== Your task ==
Report every line below that has the string "生物滤池" in it.

== Dataset records ==
"""

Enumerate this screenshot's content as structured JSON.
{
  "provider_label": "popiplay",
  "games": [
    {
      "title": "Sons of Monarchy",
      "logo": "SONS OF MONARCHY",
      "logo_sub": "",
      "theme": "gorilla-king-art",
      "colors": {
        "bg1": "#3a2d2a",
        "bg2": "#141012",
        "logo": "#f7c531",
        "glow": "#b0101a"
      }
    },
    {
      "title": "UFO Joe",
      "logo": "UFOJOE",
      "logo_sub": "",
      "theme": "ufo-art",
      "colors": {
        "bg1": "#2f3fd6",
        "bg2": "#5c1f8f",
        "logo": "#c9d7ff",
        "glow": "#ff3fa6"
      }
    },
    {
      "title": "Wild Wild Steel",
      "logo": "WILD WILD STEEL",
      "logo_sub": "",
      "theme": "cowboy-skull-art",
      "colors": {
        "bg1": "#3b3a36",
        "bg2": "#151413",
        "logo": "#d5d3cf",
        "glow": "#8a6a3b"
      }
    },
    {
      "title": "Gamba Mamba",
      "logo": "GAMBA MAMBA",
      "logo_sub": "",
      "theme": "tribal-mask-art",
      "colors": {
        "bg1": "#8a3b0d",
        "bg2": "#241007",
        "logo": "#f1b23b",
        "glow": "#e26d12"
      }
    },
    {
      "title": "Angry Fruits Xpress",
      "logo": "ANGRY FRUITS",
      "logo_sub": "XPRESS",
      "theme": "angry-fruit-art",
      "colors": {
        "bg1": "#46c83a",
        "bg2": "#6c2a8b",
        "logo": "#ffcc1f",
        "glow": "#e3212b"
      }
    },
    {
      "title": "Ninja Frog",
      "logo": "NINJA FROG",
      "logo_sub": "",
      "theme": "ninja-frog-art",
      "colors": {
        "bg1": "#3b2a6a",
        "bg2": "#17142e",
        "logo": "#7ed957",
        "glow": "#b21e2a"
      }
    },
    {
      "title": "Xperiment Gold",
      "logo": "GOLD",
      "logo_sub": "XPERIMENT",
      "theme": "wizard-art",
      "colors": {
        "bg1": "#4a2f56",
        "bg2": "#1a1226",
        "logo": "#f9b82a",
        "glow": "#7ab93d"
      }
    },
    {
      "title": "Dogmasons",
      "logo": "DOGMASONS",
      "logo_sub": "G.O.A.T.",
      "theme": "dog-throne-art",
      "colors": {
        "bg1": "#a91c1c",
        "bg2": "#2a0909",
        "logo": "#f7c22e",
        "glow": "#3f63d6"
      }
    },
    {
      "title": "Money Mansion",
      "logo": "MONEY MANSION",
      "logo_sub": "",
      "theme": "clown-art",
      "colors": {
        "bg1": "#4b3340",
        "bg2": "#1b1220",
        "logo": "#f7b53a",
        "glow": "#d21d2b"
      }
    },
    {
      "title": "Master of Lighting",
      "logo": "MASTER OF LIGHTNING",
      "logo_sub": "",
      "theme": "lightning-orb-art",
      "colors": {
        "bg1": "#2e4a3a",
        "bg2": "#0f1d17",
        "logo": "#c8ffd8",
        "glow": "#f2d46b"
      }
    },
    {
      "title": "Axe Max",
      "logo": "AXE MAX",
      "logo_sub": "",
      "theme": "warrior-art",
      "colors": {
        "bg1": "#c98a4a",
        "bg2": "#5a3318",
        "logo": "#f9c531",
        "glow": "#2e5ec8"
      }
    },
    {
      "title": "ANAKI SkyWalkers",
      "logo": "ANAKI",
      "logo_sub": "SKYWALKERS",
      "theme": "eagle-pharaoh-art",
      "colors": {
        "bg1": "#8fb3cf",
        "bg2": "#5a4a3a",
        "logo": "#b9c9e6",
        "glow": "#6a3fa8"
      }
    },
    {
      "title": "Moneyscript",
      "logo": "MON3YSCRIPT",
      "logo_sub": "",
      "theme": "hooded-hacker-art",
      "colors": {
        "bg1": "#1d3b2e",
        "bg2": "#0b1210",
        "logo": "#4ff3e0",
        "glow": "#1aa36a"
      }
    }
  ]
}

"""
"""

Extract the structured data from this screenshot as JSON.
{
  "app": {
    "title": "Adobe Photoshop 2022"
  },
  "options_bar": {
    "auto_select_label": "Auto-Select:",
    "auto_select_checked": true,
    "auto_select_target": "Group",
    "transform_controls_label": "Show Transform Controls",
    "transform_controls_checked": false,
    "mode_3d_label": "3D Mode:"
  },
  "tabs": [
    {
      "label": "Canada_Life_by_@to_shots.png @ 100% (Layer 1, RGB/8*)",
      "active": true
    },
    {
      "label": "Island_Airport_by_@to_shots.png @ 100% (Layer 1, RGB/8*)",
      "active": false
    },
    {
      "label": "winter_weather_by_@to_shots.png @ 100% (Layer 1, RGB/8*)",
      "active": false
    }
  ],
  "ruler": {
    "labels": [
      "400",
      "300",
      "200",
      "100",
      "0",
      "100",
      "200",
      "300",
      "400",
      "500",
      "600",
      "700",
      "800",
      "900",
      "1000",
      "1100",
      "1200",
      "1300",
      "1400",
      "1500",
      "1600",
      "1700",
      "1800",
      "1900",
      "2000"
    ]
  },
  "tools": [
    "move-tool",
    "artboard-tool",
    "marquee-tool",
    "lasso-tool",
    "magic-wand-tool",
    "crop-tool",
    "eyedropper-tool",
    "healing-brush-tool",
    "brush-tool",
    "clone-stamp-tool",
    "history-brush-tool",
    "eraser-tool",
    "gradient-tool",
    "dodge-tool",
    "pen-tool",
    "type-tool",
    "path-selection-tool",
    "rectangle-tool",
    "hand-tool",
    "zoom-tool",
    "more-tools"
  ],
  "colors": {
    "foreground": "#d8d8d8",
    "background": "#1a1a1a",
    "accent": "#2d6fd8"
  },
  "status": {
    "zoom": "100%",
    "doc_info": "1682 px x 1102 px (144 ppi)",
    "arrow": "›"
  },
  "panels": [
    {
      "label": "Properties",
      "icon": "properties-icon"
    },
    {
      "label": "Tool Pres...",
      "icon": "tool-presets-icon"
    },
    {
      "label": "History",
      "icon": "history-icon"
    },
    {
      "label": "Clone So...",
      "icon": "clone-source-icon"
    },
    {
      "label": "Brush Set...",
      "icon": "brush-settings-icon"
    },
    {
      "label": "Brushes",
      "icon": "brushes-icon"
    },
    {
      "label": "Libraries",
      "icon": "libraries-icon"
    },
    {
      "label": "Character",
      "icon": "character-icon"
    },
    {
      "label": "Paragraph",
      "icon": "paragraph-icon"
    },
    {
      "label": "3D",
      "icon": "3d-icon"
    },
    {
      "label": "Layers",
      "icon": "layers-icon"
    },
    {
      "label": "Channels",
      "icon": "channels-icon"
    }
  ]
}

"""
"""

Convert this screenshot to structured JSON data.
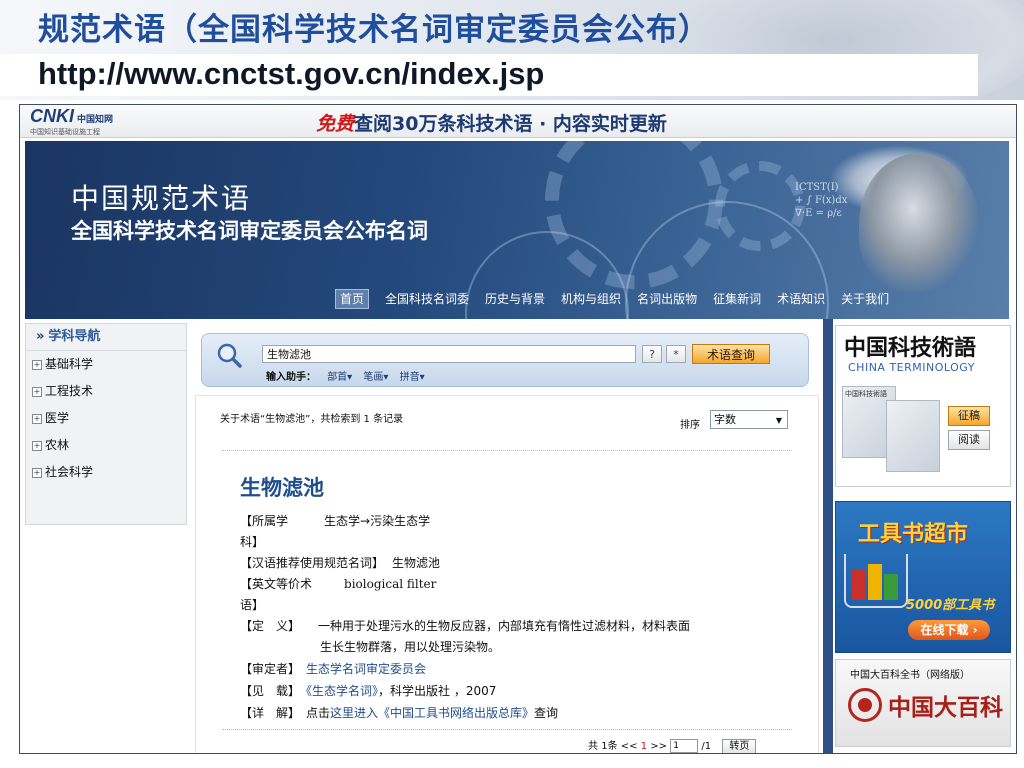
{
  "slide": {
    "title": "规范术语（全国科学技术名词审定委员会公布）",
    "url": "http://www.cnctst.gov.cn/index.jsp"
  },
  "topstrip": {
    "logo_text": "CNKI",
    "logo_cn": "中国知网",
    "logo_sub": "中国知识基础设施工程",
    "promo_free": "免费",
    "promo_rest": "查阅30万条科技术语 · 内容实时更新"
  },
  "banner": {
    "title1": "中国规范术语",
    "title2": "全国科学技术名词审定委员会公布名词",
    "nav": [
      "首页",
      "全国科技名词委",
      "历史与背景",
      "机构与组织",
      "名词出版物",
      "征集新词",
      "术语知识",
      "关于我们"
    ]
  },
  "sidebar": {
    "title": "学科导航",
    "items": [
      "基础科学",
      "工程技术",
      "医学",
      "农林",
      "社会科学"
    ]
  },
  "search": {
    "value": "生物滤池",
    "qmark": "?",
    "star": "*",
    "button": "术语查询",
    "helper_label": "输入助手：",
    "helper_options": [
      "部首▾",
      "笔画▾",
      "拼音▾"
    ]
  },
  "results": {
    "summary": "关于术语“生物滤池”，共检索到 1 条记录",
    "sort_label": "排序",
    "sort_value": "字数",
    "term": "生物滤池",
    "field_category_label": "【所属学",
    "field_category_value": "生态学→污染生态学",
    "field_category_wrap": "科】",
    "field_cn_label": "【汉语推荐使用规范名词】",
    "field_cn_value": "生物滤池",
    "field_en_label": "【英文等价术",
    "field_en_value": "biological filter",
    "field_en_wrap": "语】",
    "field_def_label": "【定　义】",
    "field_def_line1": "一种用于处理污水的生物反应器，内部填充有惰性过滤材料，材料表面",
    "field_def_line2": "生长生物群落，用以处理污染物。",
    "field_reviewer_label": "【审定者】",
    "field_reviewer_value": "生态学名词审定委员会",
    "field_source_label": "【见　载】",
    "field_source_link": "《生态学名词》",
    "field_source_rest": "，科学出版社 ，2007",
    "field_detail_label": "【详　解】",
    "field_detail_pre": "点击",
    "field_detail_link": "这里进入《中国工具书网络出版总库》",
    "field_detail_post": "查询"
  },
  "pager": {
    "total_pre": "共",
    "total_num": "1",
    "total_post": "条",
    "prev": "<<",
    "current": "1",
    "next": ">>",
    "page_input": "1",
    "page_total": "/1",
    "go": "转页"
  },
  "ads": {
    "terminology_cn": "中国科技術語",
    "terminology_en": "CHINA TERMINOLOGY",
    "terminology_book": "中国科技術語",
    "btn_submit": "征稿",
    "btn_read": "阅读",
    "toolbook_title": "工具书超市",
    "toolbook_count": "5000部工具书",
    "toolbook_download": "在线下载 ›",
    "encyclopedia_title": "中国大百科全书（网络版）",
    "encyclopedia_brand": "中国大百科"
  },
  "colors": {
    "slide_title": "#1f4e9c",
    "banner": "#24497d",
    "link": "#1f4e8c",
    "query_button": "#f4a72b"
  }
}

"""

== Solution to this exercise ==
    "value": "生物滤池",
    "summary": "关于术语“生物滤池”，共检索到 1 条记录",
    "term": "生物滤池",
    "field_cn_value": "生物滤池",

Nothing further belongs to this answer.